WHAT IS REQUIRED –
Among the lines of the records, find all that carry the word "true" and copy them.

[Records from a data source]
___
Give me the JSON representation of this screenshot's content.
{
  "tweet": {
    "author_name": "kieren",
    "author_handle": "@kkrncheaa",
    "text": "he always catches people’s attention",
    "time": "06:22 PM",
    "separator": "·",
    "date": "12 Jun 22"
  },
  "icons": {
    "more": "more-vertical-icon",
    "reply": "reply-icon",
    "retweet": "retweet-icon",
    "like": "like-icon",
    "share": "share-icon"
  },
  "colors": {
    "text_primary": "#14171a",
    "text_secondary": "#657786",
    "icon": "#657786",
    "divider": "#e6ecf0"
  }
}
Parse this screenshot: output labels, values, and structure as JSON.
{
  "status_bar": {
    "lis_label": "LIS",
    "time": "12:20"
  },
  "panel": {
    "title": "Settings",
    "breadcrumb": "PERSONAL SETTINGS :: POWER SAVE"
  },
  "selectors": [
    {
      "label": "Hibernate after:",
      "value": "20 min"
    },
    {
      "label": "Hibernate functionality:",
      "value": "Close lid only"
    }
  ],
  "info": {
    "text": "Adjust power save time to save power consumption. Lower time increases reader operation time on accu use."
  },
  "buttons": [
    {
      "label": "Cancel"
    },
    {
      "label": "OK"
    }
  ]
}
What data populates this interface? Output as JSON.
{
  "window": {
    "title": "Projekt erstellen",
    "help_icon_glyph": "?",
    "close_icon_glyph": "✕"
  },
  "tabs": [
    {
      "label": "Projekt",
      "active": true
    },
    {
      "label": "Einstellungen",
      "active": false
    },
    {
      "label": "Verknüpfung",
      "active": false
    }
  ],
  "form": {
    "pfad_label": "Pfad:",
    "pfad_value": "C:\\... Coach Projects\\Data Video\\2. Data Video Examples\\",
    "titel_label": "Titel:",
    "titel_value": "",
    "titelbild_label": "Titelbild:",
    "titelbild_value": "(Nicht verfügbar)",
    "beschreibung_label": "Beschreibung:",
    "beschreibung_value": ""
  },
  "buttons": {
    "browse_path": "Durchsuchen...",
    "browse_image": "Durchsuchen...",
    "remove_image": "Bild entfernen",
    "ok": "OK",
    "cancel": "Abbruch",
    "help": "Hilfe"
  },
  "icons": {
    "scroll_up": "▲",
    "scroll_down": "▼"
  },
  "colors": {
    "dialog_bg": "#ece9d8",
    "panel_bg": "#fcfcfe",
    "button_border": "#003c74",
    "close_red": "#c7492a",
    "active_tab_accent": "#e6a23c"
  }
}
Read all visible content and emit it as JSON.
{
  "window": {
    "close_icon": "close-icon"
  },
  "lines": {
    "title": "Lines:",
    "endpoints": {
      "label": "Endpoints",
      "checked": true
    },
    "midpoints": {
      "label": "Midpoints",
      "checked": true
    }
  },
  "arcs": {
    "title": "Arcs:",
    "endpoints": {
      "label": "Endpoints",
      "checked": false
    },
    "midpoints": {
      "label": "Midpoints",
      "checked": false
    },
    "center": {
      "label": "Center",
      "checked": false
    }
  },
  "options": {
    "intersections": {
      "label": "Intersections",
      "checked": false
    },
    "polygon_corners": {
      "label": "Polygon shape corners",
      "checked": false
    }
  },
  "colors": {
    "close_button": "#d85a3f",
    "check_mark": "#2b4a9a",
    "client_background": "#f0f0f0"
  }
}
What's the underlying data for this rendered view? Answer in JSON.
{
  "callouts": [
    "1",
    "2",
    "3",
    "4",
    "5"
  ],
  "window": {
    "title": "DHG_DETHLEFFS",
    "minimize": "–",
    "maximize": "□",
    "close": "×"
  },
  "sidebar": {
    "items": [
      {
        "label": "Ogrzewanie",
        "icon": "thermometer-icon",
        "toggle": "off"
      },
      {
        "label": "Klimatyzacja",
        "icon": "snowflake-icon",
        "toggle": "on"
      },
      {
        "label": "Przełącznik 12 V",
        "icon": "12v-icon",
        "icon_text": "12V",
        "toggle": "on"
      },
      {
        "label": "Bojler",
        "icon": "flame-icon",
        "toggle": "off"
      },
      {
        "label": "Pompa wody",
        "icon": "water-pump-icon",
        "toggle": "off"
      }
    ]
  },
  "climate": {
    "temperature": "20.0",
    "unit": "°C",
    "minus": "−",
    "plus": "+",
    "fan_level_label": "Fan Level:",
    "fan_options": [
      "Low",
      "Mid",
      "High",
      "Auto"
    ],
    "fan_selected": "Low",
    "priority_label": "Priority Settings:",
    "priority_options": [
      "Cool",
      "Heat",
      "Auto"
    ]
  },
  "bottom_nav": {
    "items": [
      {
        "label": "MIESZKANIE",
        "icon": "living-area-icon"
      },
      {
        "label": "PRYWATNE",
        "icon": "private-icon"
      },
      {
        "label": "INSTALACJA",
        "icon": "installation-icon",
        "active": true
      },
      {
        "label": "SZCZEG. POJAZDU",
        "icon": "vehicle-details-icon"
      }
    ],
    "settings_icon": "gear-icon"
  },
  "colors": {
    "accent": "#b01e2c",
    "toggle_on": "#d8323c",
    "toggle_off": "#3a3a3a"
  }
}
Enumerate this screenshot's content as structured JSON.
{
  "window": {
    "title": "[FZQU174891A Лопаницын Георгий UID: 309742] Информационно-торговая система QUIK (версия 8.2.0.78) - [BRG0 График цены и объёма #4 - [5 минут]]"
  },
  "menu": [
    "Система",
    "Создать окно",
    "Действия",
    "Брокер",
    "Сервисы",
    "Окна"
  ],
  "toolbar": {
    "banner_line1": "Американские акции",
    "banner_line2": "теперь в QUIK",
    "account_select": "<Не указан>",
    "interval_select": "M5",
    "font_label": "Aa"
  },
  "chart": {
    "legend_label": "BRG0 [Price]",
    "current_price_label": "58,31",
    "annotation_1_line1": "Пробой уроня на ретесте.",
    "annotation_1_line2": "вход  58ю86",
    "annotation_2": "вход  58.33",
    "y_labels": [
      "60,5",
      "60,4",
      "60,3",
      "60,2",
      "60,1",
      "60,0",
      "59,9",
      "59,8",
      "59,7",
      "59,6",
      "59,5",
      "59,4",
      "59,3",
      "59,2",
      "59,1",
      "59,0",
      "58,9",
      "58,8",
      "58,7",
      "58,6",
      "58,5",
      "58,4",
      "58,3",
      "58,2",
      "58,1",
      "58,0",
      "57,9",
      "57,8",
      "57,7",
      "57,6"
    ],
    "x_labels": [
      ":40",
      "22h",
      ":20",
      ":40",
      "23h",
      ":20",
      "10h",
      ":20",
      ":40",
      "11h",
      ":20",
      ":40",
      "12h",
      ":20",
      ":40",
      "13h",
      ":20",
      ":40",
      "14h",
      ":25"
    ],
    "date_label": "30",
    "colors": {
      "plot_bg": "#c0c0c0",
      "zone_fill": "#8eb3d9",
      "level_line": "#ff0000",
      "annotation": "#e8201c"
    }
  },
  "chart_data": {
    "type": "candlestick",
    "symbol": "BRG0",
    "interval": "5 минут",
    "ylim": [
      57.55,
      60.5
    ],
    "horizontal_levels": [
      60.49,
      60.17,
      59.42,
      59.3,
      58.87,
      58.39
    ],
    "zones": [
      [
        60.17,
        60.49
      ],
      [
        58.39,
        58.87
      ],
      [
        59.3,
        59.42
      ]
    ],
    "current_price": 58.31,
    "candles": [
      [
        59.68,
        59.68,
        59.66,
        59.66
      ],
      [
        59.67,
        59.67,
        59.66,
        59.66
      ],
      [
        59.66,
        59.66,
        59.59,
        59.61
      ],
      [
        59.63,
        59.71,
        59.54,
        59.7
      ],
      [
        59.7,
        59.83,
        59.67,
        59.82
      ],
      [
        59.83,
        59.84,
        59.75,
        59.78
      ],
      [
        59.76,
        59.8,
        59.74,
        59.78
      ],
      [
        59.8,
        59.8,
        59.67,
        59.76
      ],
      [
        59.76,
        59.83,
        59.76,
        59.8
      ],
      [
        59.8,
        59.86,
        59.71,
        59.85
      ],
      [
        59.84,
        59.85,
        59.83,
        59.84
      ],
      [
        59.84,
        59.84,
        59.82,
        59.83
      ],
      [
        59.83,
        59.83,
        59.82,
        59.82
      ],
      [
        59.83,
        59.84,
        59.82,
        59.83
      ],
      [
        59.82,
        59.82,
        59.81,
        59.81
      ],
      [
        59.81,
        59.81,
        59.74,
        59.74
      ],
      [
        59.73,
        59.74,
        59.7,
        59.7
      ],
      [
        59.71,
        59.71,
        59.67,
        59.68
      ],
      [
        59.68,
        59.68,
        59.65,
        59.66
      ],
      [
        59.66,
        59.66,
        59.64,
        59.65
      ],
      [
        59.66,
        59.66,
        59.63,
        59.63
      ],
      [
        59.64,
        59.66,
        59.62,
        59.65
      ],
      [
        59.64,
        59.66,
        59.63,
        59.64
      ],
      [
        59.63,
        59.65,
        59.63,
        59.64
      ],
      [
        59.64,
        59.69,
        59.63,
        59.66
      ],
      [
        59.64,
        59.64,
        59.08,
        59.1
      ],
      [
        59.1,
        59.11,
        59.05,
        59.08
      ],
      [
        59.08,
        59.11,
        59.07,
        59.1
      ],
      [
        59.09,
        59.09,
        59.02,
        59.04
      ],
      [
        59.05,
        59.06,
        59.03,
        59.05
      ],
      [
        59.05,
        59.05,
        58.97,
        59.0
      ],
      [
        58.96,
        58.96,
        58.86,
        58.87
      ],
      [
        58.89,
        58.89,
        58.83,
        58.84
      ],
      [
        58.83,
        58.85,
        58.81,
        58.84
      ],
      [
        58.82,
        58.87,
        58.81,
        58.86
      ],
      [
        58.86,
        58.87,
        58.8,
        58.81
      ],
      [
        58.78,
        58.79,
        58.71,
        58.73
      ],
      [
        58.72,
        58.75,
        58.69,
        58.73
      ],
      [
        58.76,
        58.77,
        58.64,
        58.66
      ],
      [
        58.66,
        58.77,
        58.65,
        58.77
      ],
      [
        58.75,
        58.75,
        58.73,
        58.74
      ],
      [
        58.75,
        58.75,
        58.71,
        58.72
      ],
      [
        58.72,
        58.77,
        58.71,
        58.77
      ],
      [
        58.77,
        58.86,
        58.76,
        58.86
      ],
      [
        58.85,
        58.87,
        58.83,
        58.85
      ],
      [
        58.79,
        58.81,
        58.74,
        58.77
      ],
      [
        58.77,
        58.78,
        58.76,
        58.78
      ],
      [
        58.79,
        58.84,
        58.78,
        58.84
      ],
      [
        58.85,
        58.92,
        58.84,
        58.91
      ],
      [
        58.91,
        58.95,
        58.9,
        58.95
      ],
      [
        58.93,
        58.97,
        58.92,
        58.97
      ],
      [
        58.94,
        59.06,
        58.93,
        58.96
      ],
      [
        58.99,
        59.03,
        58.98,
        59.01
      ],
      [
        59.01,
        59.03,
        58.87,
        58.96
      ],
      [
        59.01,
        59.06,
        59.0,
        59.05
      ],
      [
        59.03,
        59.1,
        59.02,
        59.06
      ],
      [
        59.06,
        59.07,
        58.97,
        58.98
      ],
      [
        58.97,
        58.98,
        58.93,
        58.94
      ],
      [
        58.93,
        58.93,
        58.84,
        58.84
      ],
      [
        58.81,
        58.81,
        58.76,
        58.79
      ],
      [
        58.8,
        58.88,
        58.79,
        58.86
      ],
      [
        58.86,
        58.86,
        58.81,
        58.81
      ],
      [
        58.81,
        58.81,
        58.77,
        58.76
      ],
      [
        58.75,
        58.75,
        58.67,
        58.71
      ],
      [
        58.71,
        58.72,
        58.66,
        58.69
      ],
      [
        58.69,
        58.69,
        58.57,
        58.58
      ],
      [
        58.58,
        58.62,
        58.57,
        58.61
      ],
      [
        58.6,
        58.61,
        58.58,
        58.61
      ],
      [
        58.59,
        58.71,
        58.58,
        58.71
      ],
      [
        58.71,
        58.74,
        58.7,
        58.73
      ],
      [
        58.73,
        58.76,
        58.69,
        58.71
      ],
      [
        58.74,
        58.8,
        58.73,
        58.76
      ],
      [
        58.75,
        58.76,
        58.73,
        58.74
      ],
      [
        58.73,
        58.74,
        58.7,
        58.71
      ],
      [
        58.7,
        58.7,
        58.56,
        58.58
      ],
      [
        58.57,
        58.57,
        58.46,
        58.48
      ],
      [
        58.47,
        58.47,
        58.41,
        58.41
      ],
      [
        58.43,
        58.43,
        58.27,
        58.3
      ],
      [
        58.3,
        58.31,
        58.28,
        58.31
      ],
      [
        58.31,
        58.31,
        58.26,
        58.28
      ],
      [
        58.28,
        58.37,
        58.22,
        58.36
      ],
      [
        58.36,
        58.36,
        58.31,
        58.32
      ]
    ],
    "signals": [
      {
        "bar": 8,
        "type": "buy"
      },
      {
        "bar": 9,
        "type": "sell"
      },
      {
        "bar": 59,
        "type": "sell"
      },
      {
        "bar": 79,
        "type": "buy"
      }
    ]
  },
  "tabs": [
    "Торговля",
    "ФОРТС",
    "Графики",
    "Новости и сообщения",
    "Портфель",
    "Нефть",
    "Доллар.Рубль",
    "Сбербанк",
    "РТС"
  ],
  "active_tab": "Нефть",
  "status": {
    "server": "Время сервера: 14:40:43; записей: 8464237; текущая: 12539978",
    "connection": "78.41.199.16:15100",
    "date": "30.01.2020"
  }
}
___
RESPONSE AREA –
      "active": true
      "checked": true
      "checked": true
        "active": true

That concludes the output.